£400 million school building funds have been approved by the government, which will be going into school repairing activities such as roofing and painting. The school funding will also be available to academies and six form colleges. To qualify for these funds, academies will have to show restraint on executive salaries.
The funding comes amidst funding cuts that have plagued schools in the UK. The schools are still struggling to balance the books, having been left cashless by defunding of some of their programs. For academies, however, the restriction requirement for school building funding was taken because these schools had adopted a strategy of rewarding themselves, as the executives of the schools, with hefty salaries.
School building funds application requirements
To ensure that academies are following the rules, the government came up with some rules. The first one was that no executive should be earning more than £150,000 and the second one is if two executives in the same school earn more than £100,000, then they will not qualify for the school building funds.
278 academy trusts had been warned about overspending on executive salaries since 2017. However, only 51 academy trust had taken the initiative of reducing the salaries of the executives.
Government initiative in the funding process
Gavin Williamson, the UK Education Secretary said that the government was committed to providing quality education to students.
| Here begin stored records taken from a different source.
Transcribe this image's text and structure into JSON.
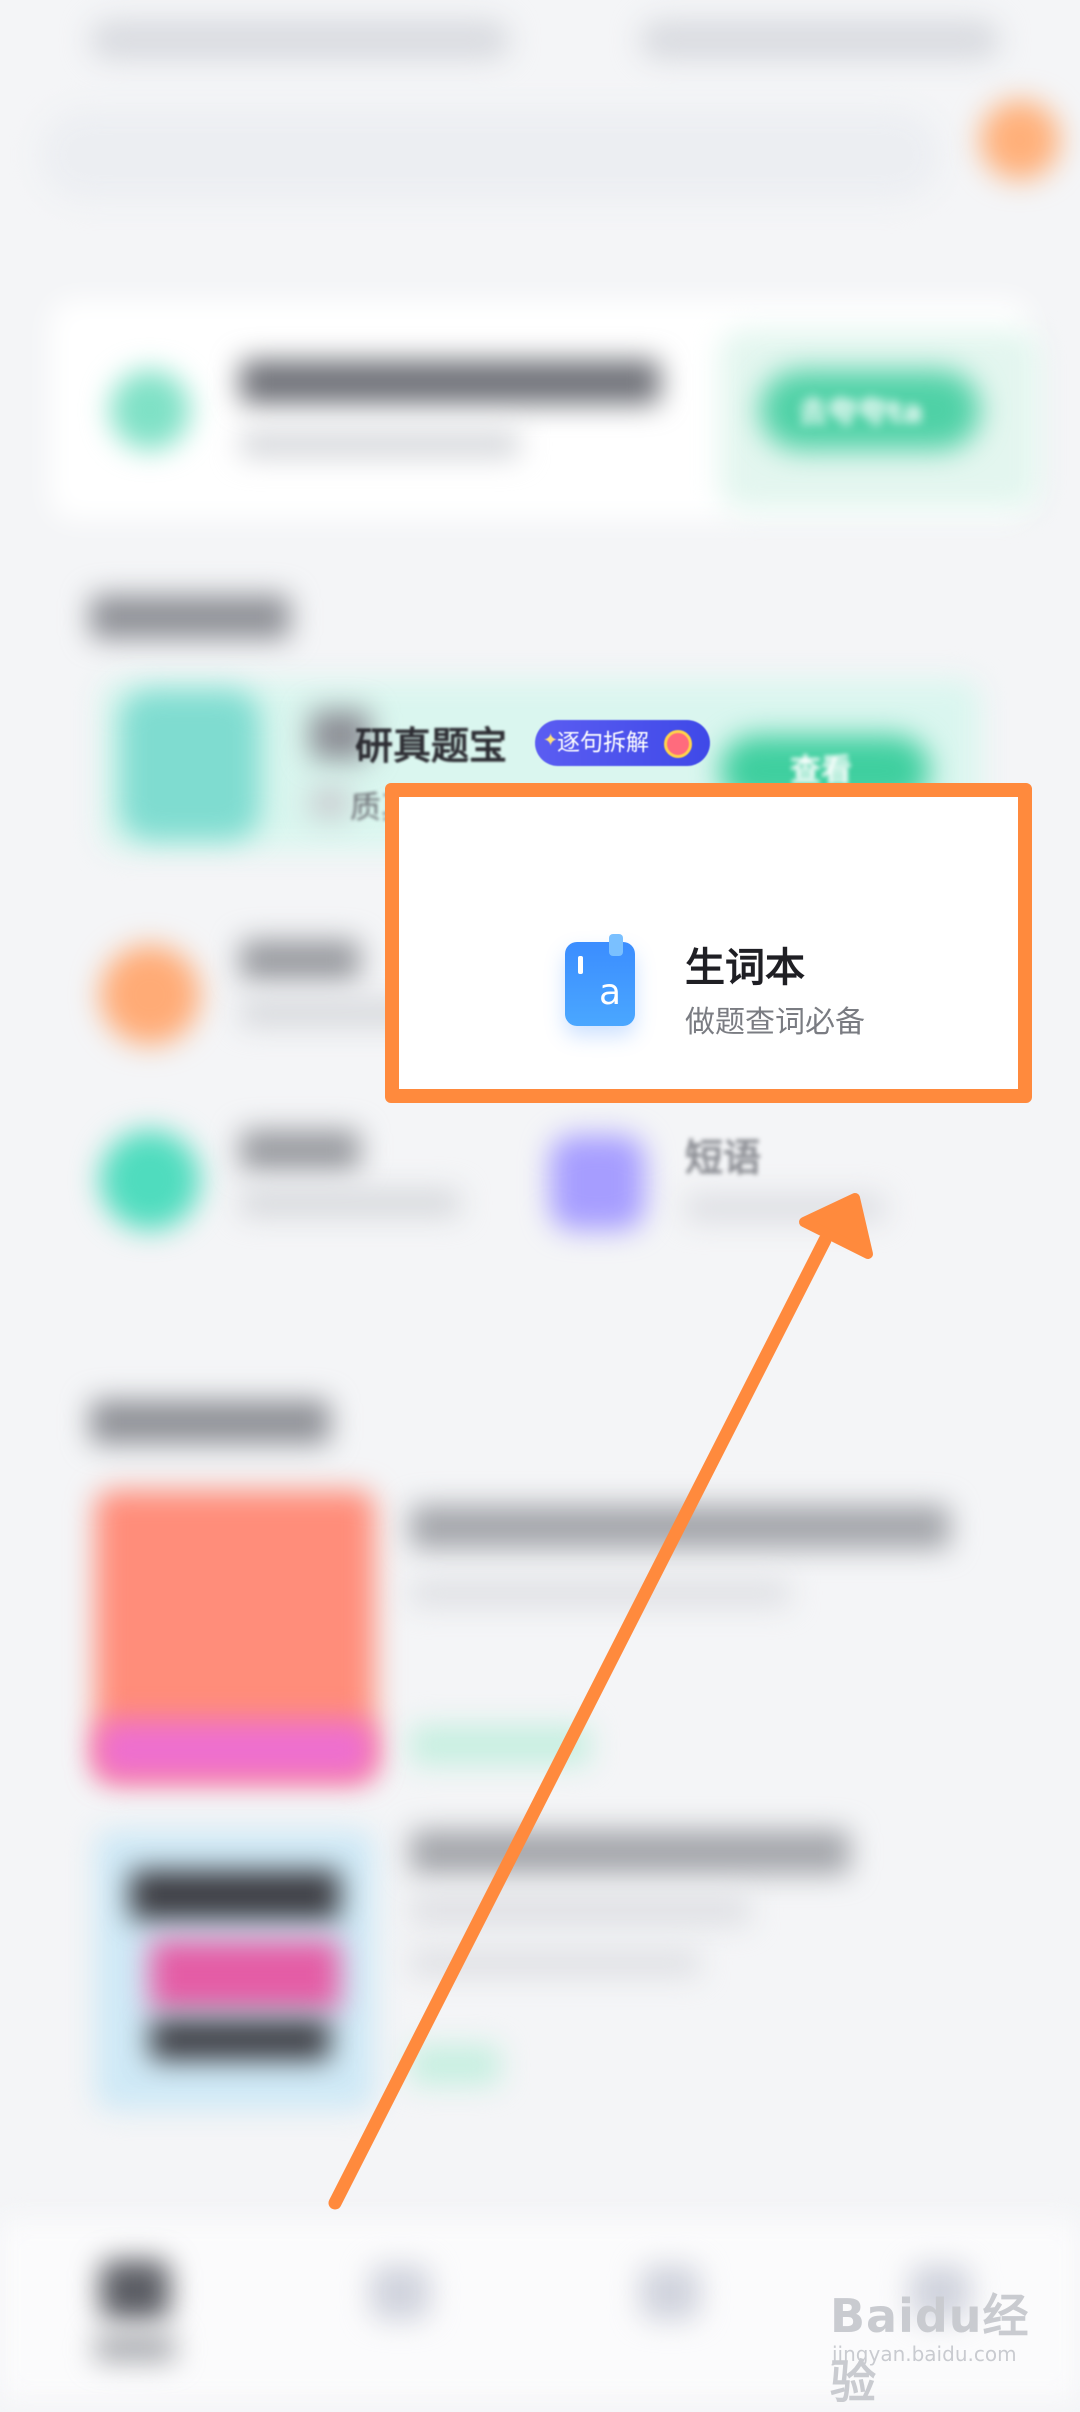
{
  "exam_card": {
    "title": "研真题宝",
    "badge": "逐句拆解",
    "subtitle": "质真题·好搭档",
    "button": "查看"
  },
  "praise_button": "去夸夸ta",
  "vocab_card": {
    "title": "生词本",
    "subtitle": "做题查词必备",
    "icon_letter": "a"
  },
  "phrase_label": "短语",
  "watermark": {
    "logo": "Baidu经验",
    "url": "jingyan.baidu.com"
  },
  "colors": {
    "highlight": "#ff8a3d",
    "arrow": "#ff8a3d",
    "accent_green": "#3fcf9f",
    "vocab_icon_blue": "#3b8dff"
  },
  "icons": [
    "vocab-book-icon"
  ]
}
He also insisted that the government was also committed to ensuring that teachers’ working environment had all the resources it needed, well lit and had better infrastructure.
Gavin continued by saying,
we want all pupils to learn in classrooms that enable them to gain the knowledge and skills they need for success.
Unions object to funding
Teaching unions, however, are not convinced the government efforts will help change the dire situation in the funding of schools rebuilding.
Geoff Barton, general secretary of the Association of School and College Leaders, for instance, termed the move as just a ‘hype’. He doubted it being an investment in the education system pointing to the amount offered as being insufficient.
Geof went further and added that the method of applying for the funding was deeply misguided, especially the requirement on salary restraint.
Mary Bousted, joint general secretary of the National Education Union. laments:
This is simply far too little, far too late and it is unacceptable that, in the 21st century, so many children and young people go to schools which have Victorian conditions.
School funding debate will continue to dominate the public space, especially as the UK approaches the election period. Boris Johnson’s government has already indicated that it will increase the funding to £7 billion additional fundings by 2023.